Against all positions that deny either the possibility of significant change (stemming from deterministic views of genetic, social, or environmental influence) or that hold out change as a possibility, only after long periods of time, the Christian cheerfully of thorough, rapid change. This is a very crucial plank in the Christian counselor’s platform. As a basic assumption, he presupposes the possibility of radical change in the personality and life style of the counselee. He believes in conversion and in the sanctifying power of the Spirit. He believes that it is possible for one, who, because of his sinful nature, developed sinful living patterns and was taught wrongly by both precept and example from early days, to become a vital Christian possessing the fruit of the Spirit. He is certain that if a headhunting Auca Indian can change so radically that he abandons his primitive pagan life style and is able to tour the United States giving testimony to his new-found faith, then an American housewife, who may have experienced less love and security in her childhood than she might have wished, also may become a responsible Christian woman.
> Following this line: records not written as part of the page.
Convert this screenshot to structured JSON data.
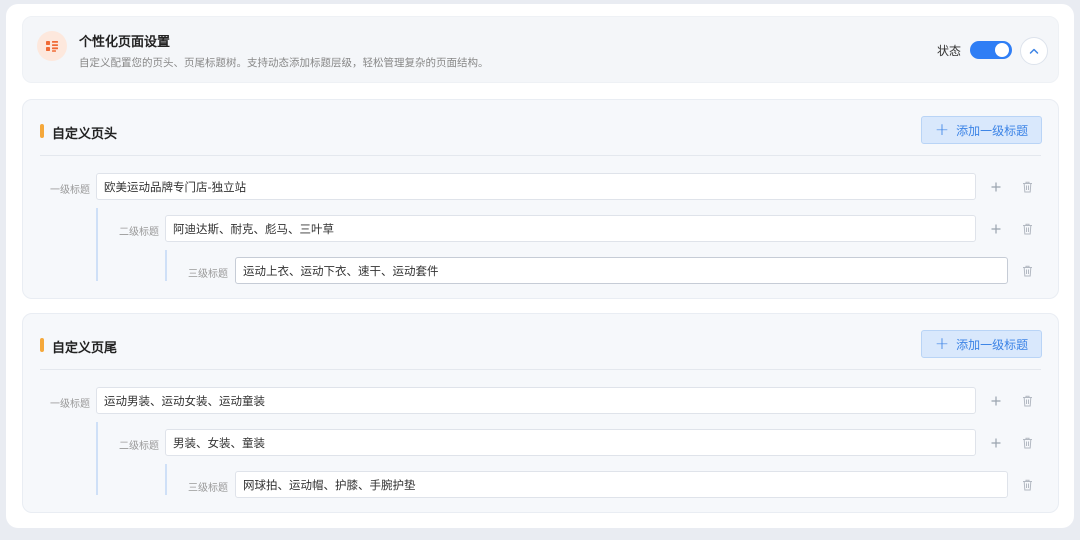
{
  "header": {
    "title": "个性化页面设置",
    "description": "自定义配置您的页头、页尾标题树。支持动态添加标题层级，轻松管理复杂的页面结构。",
    "status_label": "状态",
    "status_on": true,
    "icon": "list-settings-icon"
  },
  "colors": {
    "accent_blue": "#2f7ef5",
    "marker_orange": "#f5a83b",
    "icon_orange": "#f06a35"
  },
  "sections": [
    {
      "title": "自定义页头",
      "add_button_label": "添加一级标题",
      "rows": [
        {
          "label": "一级标题",
          "value": "欧美运动品牌专门店-独立站"
        },
        {
          "label": "二级标题",
          "value": "阿迪达斯、耐克、彪马、三叶草"
        },
        {
          "label": "三级标题",
          "value": "运动上衣、运动下衣、速干、运动套件"
        }
      ]
    },
    {
      "title": "自定义页尾",
      "add_button_label": "添加一级标题",
      "rows": [
        {
          "label": "一级标题",
          "value": "运动男装、运动女装、运动童装"
        },
        {
          "label": "二级标题",
          "value": "男装、女装、童装"
        },
        {
          "label": "三级标题",
          "value": "网球拍、运动帽、护膝、手腕护垫"
        }
      ]
    }
  ]
}
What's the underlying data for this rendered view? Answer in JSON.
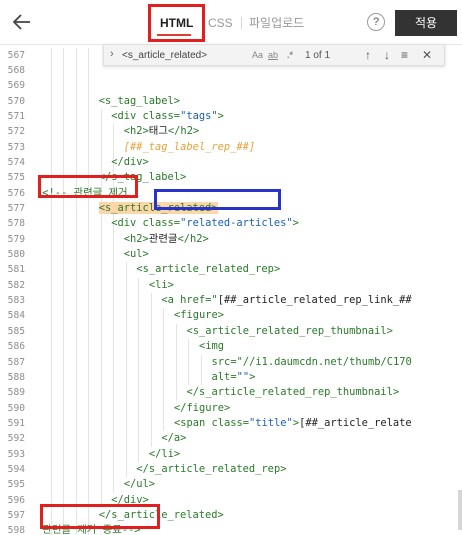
{
  "toolbar": {
    "tabs": {
      "html": "HTML",
      "css": "CSS",
      "upload": "파일업로드"
    },
    "help": "?",
    "apply": "적용"
  },
  "find": {
    "query": "<s_article_related>",
    "aa": "Aa",
    "ab": "ab",
    "regex": ".*",
    "count": "1 of 1"
  },
  "lines": [
    {
      "n": "567",
      "indent": 0,
      "code": ""
    },
    {
      "n": "568",
      "indent": 0,
      "code": ""
    },
    {
      "n": "569",
      "indent": 0,
      "code": ""
    },
    {
      "n": "570",
      "indent": 10,
      "code": "<s_tag_label>"
    },
    {
      "n": "571",
      "indent": 12,
      "code": "<div class=\"tags\">"
    },
    {
      "n": "572",
      "indent": 14,
      "code": "<h2>태그</h2>"
    },
    {
      "n": "573",
      "indent": 14,
      "code": "[##_tag_label_rep_##]"
    },
    {
      "n": "574",
      "indent": 12,
      "code": "</div>"
    },
    {
      "n": "575",
      "indent": 10,
      "code": "</s_tag_label>"
    },
    {
      "n": "576",
      "indent": 1,
      "code": "<!-- 관련글 제거"
    },
    {
      "n": "577",
      "indent": 10,
      "code": "<s_article_related>"
    },
    {
      "n": "578",
      "indent": 12,
      "code": "<div class=\"related-articles\">"
    },
    {
      "n": "579",
      "indent": 14,
      "code": "<h2>관련글</h2>"
    },
    {
      "n": "580",
      "indent": 14,
      "code": "<ul>"
    },
    {
      "n": "581",
      "indent": 16,
      "code": "<s_article_related_rep>"
    },
    {
      "n": "582",
      "indent": 18,
      "code": "<li>"
    },
    {
      "n": "583",
      "indent": 20,
      "code": "<a href=\"[##_article_related_rep_link_##"
    },
    {
      "n": "584",
      "indent": 22,
      "code": "<figure>"
    },
    {
      "n": "585",
      "indent": 24,
      "code": "<s_article_related_rep_thumbnail>"
    },
    {
      "n": "586",
      "indent": 26,
      "code": "<img"
    },
    {
      "n": "587",
      "indent": 28,
      "code": "src=\"//i1.daumcdn.net/thumb/C170"
    },
    {
      "n": "588",
      "indent": 28,
      "code": "alt=\"\">"
    },
    {
      "n": "589",
      "indent": 24,
      "code": "</s_article_related_rep_thumbnail>"
    },
    {
      "n": "590",
      "indent": 22,
      "code": "</figure>"
    },
    {
      "n": "591",
      "indent": 22,
      "code": "<span class=\"title\">[##_article_relate"
    },
    {
      "n": "592",
      "indent": 20,
      "code": "</a>"
    },
    {
      "n": "593",
      "indent": 18,
      "code": "</li>"
    },
    {
      "n": "594",
      "indent": 16,
      "code": "</s_article_related_rep>"
    },
    {
      "n": "595",
      "indent": 14,
      "code": "</ul>"
    },
    {
      "n": "596",
      "indent": 12,
      "code": "</div>"
    },
    {
      "n": "597",
      "indent": 10,
      "code": "</s_article_related>"
    },
    {
      "n": "598",
      "indent": 1,
      "code": "관련글 제거 종료-->"
    }
  ],
  "colors": {
    "annotation_red": "#e21f1f",
    "annotation_blue": "#2834c9",
    "tag_green": "#2b7c2b",
    "value_blue": "#1a5fb4",
    "template_orange": "#e6a23c",
    "match_highlight": "#fbd6a8",
    "apply_button": "#333333",
    "active_tab_underline": "#e03c31"
  }
}
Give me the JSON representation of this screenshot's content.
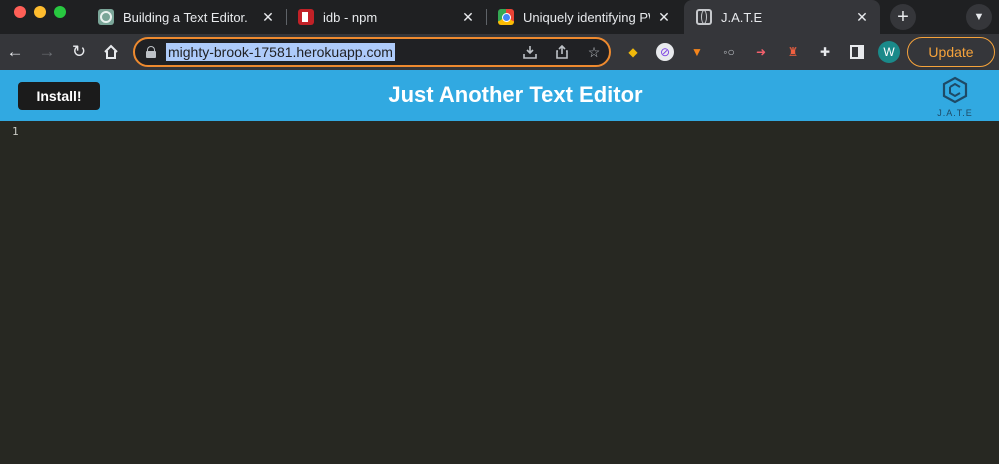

She is not doomed inevitably to live the life of a (verbal) headhunter because of what her parents did to her. The possibility of change is not limited to primitive tribesmen. Indeed, even Americans who grew up “on the wrong side of the tracks” have been known to become outstanding Christian leaders. In many cases, their backgrounds were used by God as an impetus to service for Him.
The Christian Counselor’s Manual, Jay E. Adams, page 29